Ball-tampering probe against Michael Lewis
Lewis was caught in suspicious circumstances on camera on two occasions: first, applying his thumbnail to the ball; and second, in the way he was holding the ball, with both hands over the top. Norm McNamara and Dave Orchard, the on-field umpires, reviewed the footage with Greg Shipperd, Victoria's coach, and Cameron White, the captain, at the end of the day's play and decided Lewis had no case to answer, saying the matter had been "dealt with" on the field.
However, when Lewis and White were asked to comment by the media, they denied being addressed by the umpires, claiming that their on-field discussions with McNamara and Orchard were in regard to a different incident. Lewis had earlier hurled the ball at Clinton Perren, the Queensland batsman whose second-innings 90 had set his team up for a win, and this forced the umpires to intervene. "We wouldn't be so stupid as to do something illegal when we know the cameras are on us," Lewis has been reported as saying by the The Age, a Melbourne-based daily.
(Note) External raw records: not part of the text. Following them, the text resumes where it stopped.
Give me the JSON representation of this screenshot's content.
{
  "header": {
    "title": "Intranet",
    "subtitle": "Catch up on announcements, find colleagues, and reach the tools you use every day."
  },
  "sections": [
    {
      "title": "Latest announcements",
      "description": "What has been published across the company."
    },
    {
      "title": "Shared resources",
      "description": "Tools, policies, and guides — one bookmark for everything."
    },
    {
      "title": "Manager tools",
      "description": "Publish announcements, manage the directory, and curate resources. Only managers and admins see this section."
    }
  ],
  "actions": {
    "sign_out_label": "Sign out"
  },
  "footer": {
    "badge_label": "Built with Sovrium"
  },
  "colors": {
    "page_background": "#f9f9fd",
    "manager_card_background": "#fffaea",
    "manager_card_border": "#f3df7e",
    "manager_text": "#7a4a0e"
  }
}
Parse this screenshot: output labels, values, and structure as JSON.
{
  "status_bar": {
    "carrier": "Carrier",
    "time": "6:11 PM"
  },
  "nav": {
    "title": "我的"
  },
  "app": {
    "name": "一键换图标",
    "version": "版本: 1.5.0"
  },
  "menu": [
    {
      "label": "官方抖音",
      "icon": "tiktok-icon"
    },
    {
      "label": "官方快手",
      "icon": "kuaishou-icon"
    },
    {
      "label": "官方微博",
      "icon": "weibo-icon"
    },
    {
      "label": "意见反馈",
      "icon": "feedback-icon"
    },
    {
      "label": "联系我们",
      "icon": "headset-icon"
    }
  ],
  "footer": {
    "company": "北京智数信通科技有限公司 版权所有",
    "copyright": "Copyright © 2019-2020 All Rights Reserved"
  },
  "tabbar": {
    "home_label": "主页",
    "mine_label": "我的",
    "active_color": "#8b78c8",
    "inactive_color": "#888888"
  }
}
During the second day's play, Lewis had requested McNamara and Orchard to clean the ball after it had been soiled by sand and dirt when retrieved from the boundary. Both umpires consented, and Lewis apparently cleaned the ball with his thumb. Later in the day's proceedings, Lewis was seen to have applied his thumbnail to the ball. After being shown the footage, Graham Dixon, Queensland's cricket chief executive, brought the matter to the attention of the umpires, adding that he was suspicious over the manner in which Lewis held the ball during delivery. The umpires watched the video and decided Lewis had done nothing illegal, and a warning was issued to Lewis that such instances were not permissable without the umpires' consent.
Despite Victoria's claims of being scrutinised because of the intense rivalry between both teams, this incident has been taken seriously owing to another case earlier this year. An investigation into a ball-tampering episode involving an assistant coach during a Victorian second XI game was dismissed due to lack of evidence, but the vigilance with which such cases have been approached has put players under pressure. Further, Victoria's bowlers have a reputation of generating reverse-swing, and Lewis - who maintained that he along with Rodney Hogg, the former Test bowler, had devised a legal method - has been recognised as one of the chief exponents of the craft.